But for THOMPSON, the 7 Round Draft is just part 1 of the annual talent acquisition process. The other part takes place (legally speaking) a second after the final pick of each draft concludes. That is when all teams hop on the phones and try to sign the highest ranked, or most interesting players not drafted but classified as having that something special that Green Bay is looking for. Another 10 players on the current roster were signed as Undrafted Free Agents by the Green & Gold.

It should also be noted that the PACKERS scouting personnel don’t always get everyone they are interested in to sign those UDFA contracts. So they keep a list of players they wanted but could not sign. Then the pro personnel staff scout these and other players during training camp as they attempt to make other rosters around the league. Every season a few of the ones that got away, get cut and are signed by the PACK. Another 18 players on today’s roster originally joined other teams as UDFAs, but were picked up by the PACKERS when they were released by said teams.

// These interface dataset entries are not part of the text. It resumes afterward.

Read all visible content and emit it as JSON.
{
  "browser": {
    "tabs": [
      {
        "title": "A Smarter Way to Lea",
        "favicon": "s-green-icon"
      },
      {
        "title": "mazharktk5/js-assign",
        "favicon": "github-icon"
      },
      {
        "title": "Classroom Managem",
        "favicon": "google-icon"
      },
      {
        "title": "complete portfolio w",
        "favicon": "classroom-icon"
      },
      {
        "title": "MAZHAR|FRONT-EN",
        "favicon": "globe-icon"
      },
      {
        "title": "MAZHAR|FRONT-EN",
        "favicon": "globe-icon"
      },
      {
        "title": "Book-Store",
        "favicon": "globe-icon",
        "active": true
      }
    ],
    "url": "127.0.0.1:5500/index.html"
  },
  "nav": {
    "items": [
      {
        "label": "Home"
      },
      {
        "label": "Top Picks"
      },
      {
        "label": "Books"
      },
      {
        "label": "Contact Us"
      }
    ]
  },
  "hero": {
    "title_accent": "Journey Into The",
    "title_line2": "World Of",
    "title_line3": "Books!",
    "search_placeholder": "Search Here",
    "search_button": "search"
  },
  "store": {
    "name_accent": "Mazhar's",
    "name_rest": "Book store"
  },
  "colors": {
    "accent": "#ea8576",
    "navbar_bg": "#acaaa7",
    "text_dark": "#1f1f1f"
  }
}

That means that out of 69 total players on the current roster 28 came into the NFL as undrafted players. Besides the PACKERS ability to find talent, one of the major tenets within the organization is that TED THOMPSON must have a coaching staff that prides itself on teaching and developing young players into NFL caliber veterans. Other than “stars” like RODGERS & MATTHEWS, there isn’t much talent differential at roster spots 20-50 for most NFL teams. It is more often than not the ability of coaches to teach and develop  players within a team’s schemes that leads to a deep and productive roster.